Warmer temperatures accelerate the fermentation process, while cooler temperatures can slow it down. To achieve optimal bubbling, it’s recommended to store the kimchi at room temperature for the initial fermentation period. Once the bubbling starts, you can transfer the kimchi to the refrigerator to slow down the fermentation process.
Keep in mind that the taste and texture of kimchi will continue to develop over time, so it’s best to taste it periodically until it reaches your desired level of fermentation.
Why is My Fermentation Not Bubbling?
Answer: Your fermentation may not be bubbling due to a few possible reasons. First, make sure the container is sealed properly to prevent any leaks. Next, check the temperature and make sure it is within the optimal range for fermentation. Additionally, ensure that the yeast or starter culture used is active and healthy.

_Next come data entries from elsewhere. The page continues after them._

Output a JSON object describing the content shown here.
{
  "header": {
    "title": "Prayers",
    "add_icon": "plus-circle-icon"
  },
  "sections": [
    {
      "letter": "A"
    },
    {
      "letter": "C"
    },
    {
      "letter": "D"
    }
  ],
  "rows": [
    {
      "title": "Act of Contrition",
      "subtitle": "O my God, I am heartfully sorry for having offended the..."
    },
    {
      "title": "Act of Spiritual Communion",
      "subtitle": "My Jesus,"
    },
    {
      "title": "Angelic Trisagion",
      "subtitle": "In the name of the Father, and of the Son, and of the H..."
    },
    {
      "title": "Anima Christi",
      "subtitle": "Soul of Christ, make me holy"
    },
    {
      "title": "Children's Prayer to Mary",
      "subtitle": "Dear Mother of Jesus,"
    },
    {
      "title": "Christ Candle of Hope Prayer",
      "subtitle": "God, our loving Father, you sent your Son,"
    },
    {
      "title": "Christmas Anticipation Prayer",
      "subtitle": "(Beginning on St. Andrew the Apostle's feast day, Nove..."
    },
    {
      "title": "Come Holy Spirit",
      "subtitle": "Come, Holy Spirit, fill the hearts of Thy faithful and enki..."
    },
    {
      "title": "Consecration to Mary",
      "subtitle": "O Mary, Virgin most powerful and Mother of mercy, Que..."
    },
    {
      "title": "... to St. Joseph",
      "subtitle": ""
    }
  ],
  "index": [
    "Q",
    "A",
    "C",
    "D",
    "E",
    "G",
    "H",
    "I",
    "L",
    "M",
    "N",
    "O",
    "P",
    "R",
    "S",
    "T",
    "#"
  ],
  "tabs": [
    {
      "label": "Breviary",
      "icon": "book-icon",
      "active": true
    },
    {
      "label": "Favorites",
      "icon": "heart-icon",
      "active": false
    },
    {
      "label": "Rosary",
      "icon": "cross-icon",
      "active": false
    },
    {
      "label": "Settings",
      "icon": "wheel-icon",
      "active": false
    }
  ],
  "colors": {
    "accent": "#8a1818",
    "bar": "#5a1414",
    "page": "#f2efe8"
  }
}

It is also possible that there is not enough sugar or carbohydrates present for fermentation to occur. Lastly, be patient as fermentation can take some time to start or may be happening at a slower pace.
How Do You Know If Kimchi is Fermenting?
Answer: To know if kimchi is fermenting, look for these signs: 1. Bubbles: Fermentation produces carbon dioxide, which leads to bubbling in the container. 2. Sour smell: As the bacteria break down sugars in the kimchi, it releases a tangy, sour aroma.
3. Tangy taste: A slightly sour and tangy taste indicates that the kimchi has started fermenting. 4. Softening texture: Over time, the vegetables in the kimchi soften due to the fermentation process. 5. Lid pressure: If the lid of the kimchi jar feels slightly pressured when opened, it suggests fermentation is occurring.
6. Time passed: Kimchi typically takes a few days to several weeks to ferment, depending on the temperature and desired flavor. The longer it sits, the more fermented it becomes. Remember, fermentation is a natural process that enhances the flavors of kimchi while providing probiotics.
Enjoy the tangy goodness of properly fermented kimchi in moderation.
While making kimchi can be a rewarding and delicious endeavor, encountering issues with fermentation is not uncommon. In this blog post, we discussed the reasons why your kimchi might not be bubbling and how to troubleshoot the problem.
Remember, ensuring your vegetables are properly soaked in a brine solution, using the right amount of salt, and storing your kimchi at the correct temperature are key factors for successful fermentation.
Additionally, maintaining cleanliness throughout the process and being patient as the fermentation progresses are important. By following these tips, you can increase the chances of achieving bubbly and flavorful kimchi. Experimenting with different recipes and techniques can also help you find the perfect taste and texture that suits your preference.
So don’t give up if your kimchi doesn’t bubble right away, keep trying and enjoy the journey of creating this traditional Korean delicacy.
Hi, This is Marcelina.
I’m a foodie person and cooking is another level of excitement for me. While cooking, I find a non-stick frying pan handy in most cases. In making juice, blender and ice maker are my first choices. In short, I am passionate about both cooking and enjoying food.